:: Supplied data ::
════

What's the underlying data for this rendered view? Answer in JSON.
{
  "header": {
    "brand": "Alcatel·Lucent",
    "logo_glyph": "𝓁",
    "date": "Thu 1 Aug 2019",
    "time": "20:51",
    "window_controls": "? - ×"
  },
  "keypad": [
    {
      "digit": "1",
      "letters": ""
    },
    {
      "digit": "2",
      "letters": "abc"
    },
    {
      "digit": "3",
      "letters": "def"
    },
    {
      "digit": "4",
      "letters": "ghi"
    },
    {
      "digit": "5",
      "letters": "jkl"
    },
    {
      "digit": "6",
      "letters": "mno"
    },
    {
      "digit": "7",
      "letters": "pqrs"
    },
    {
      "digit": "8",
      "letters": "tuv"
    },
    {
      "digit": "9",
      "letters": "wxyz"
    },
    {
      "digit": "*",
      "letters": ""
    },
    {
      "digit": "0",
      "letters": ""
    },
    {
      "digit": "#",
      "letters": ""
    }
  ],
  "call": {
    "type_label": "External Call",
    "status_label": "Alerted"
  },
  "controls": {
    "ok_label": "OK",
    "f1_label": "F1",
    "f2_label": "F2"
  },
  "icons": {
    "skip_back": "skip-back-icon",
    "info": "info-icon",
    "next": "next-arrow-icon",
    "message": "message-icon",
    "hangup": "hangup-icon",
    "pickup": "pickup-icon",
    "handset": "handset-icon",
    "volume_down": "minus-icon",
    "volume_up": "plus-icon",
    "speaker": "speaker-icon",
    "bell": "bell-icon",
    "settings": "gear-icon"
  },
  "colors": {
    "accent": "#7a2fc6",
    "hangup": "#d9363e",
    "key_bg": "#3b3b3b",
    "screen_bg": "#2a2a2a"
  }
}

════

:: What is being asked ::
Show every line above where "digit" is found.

:: Exercise answer ::
      "digit": "1",
      "digit": "2",
      "digit": "3",
      "digit": "4",
      "digit": "5",
      "digit": "6",
      "digit": "7",
      "digit": "8",
      "digit": "9",
      "digit": "*",
      "digit": "0",
      "digit": "#",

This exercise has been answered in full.